If your machine is really old, though, reinstalling its original OS could be a step backward. Consider, for instance, the laptop that I purchased in the spring of 2006. The computer—a Dell with a Pentium M processor—came with Windows XP pre-installed. In its day, it was a pretty solid machine, and the only real hardware flaw it's picked up over the years is a busted battery—it doesn't hold a charge, which means I've got to keep the computer plugged in all the time. That hasn't bothered me too much; for about two years, as I picked up newer and better portable ma! chines, I've relegated the Dell laptop to my kitchen counter, where I use it mainly to consult recipes, check my e-mail, and listen to NPR while I cook (I lead a thrilling life). Despite this fairly undemanding assignment, I've noticed the machine getting progressively worse at simple tasks over the last few months. For reasons I haven't bothered to check out—maybe it was a virus or spyware, maybe some kind of hardware or driver error, who knows?—the laptop would take forever to load up a Web page and would completely bog down when more than two browser tabs were open. The machine needed a makeover.
Yes, I could have hunted down the Dell's original XP disks and reinstalled it to its factory settings. But it's 2010—why should I use an operating system first made in 2001? That's when I decided on Ubuntu. It took me 10 minutes to download the OS, and another five to burn a CD (you can also install it using a USB thumb drive). Installation took another 15 minutes, and it went swimmingly—Ubuntu detected all my machine's hardware (soun! d, Wi-Fi, and one-finger scrolling on the laptop's trackpad work perfectly), and it came to life with several key applications pre-installed.
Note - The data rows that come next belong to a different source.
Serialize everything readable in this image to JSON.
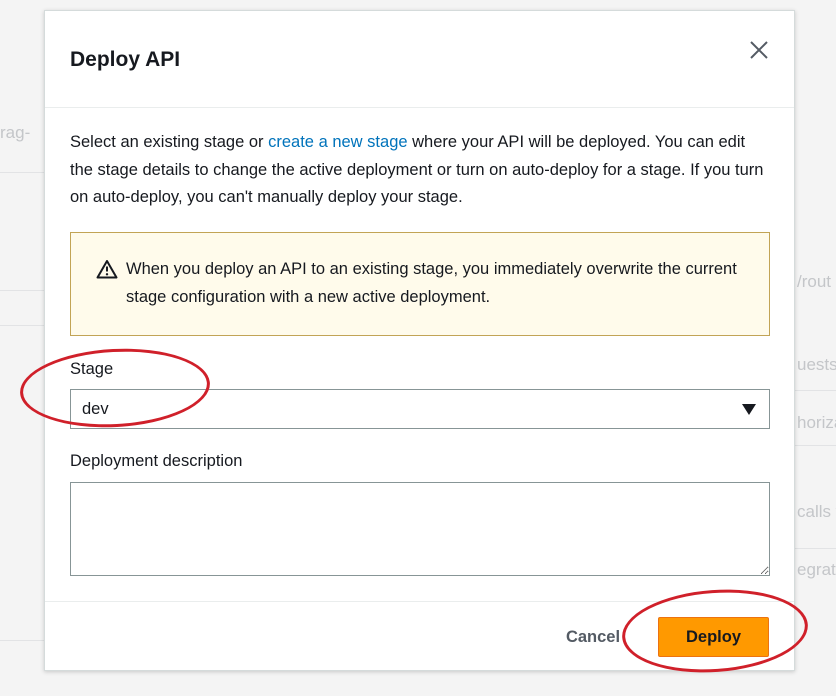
{
  "background": {
    "fragments": [
      "rag-",
      "/rout",
      "uests.",
      "horiza",
      "calls w",
      "egrat"
    ]
  },
  "modal": {
    "title": "Deploy API",
    "close_icon": "close-icon",
    "intro": {
      "before_link": "Select an existing stage or ",
      "link": "create a new stage",
      "after_link": " where your API will be deployed. You can edit the stage details to change the active deployment or turn on auto-deploy for a stage. If you turn on auto-deploy, you can't manually deploy your stage."
    },
    "alert": {
      "icon": "warning-icon",
      "text": "When you deploy an API to an existing stage, you immediately overwrite the current stage configuration with a new active deployment."
    },
    "stage": {
      "label": "Stage",
      "value": "dev",
      "caret_icon": "caret-down-icon"
    },
    "description": {
      "label": "Deployment description",
      "value": ""
    },
    "footer": {
      "cancel_label": "Cancel",
      "deploy_label": "Deploy"
    }
  },
  "colors": {
    "accent_link": "#0073bb",
    "primary_button": "#ff9900",
    "alert_background": "#fffbeb",
    "alert_border": "#c2a455",
    "annotation": "#d0202a"
  }
}
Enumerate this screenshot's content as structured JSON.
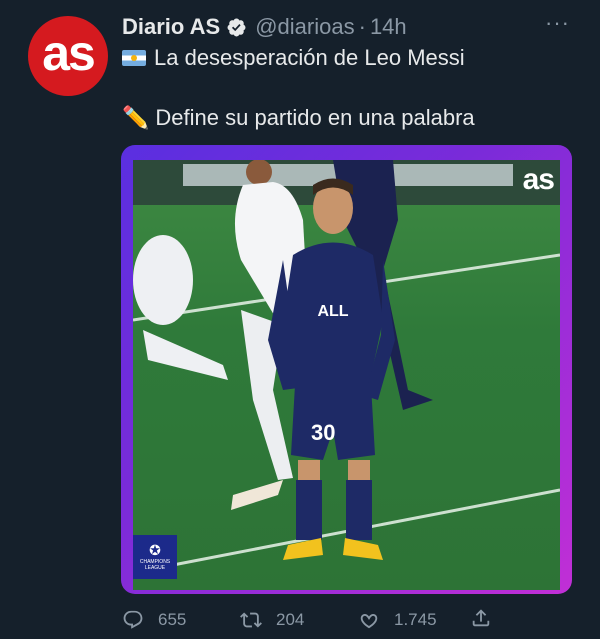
{
  "account": {
    "avatar_text": "as",
    "name": "Diario AS",
    "handle": "@diarioas",
    "separator": "·",
    "time": "14h",
    "more": "···"
  },
  "tweet": {
    "line1": "La desesperación de Leo Messi",
    "line2": "Define su partido en una palabra",
    "flag_icon": "argentina-flag-icon",
    "pencil_icon": "✏️"
  },
  "media": {
    "watermark": "as",
    "badge_text": "CHAMPIONS LEAGUE",
    "player_number": "30",
    "sponsor": "ALL",
    "colors": {
      "frame_start": "#5a2fe0",
      "frame_end": "#c12fd6",
      "pitch": "#2f7a3a",
      "kit": "#1e2a66"
    }
  },
  "actions": {
    "replies": "655",
    "retweets": "204",
    "likes": "1.745"
  }
}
One of the main problems I had with Ubuntu two years ago was its mysterious app-install process. Unlike on the Mac or in Windows, Ubuntu didn't really like when I went to the Web, downloaded a program, and installed it—it would either fail to install the program or fail to put the installed app where I could find it. Instead, Ubuntu wanted you to install programs through its built-in "package manager," a centralized repository of apps for the system. While the package manager is still the preferred route to get new applications, I didn't have any trouble downloading programs from the Web this time around. My only quibble: Ubuntu doesn't offer any kind of startup guide showing you around the OS's main features. You pretty much have to consult the helpful online communi! ty of Ubuntu devotees.